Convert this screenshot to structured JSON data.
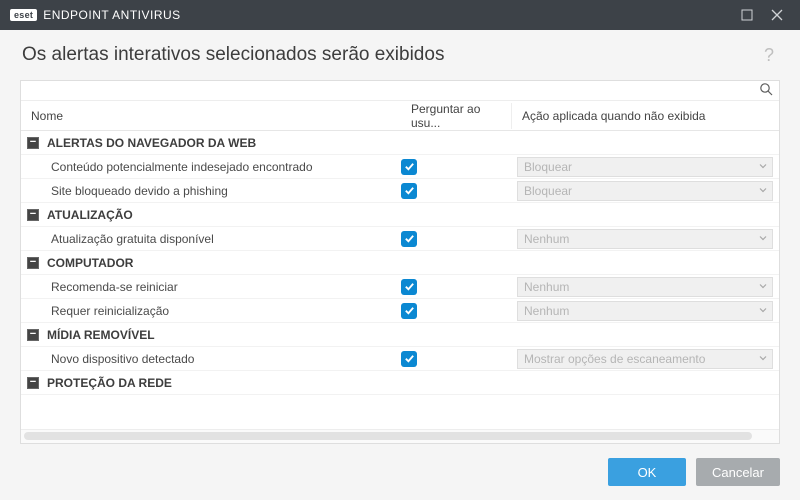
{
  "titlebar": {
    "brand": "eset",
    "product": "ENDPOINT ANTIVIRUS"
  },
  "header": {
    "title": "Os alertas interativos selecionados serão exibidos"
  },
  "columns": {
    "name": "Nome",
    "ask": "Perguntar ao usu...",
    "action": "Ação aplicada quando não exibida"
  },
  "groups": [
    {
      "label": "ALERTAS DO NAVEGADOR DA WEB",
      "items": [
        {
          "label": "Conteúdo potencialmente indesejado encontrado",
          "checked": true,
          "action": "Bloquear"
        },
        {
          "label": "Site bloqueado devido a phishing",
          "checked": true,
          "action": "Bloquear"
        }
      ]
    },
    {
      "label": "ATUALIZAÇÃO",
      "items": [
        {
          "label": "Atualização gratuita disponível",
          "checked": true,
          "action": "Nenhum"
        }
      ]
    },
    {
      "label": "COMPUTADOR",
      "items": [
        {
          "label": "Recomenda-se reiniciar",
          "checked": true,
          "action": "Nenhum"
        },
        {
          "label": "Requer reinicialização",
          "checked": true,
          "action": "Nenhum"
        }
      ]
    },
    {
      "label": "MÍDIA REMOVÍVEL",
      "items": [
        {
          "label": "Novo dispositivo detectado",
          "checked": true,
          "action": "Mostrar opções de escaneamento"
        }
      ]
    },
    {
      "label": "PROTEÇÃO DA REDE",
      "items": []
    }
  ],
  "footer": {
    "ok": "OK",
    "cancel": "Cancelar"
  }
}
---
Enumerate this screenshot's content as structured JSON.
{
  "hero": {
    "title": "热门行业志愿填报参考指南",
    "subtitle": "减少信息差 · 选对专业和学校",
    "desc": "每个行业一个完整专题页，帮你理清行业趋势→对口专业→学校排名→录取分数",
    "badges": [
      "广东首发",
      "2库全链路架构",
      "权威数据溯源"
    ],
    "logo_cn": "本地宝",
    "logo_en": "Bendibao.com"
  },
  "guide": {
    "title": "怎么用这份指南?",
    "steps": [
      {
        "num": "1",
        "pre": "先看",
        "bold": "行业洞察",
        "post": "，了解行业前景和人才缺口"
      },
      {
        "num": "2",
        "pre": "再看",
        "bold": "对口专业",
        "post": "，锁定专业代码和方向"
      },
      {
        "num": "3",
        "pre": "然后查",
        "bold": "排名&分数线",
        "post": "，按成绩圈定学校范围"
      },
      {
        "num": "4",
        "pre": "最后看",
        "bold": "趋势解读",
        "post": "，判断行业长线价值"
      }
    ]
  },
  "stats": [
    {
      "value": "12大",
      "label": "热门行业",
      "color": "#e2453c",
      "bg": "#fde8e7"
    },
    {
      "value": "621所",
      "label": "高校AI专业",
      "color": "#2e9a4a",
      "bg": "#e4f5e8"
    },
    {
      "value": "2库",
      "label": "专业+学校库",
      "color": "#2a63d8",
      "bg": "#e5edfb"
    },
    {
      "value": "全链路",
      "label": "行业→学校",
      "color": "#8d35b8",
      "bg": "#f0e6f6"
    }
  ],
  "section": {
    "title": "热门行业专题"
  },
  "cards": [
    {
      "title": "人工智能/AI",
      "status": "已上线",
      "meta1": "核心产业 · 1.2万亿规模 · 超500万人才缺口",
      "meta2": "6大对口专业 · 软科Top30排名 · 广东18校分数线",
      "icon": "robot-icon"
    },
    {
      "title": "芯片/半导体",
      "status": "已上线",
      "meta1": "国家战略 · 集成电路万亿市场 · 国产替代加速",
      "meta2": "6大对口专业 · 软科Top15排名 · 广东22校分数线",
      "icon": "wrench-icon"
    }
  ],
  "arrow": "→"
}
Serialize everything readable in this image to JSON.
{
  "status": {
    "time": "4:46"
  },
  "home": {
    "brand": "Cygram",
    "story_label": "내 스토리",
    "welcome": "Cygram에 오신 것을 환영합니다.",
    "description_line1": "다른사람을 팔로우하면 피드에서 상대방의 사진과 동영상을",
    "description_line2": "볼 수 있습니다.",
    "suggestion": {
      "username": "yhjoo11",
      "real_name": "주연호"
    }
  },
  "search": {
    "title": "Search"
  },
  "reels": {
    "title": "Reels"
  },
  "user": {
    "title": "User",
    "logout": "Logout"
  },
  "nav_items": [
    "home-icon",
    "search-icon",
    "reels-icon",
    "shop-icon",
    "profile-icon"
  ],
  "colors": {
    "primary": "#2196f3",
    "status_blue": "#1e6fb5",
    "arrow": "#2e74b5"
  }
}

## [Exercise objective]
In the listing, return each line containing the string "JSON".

## [Final answer]
Convert this screenshot to structured JSON data.
Enumerate this screenshot's content as structured JSON.
Serialize everything readable in this image to JSON.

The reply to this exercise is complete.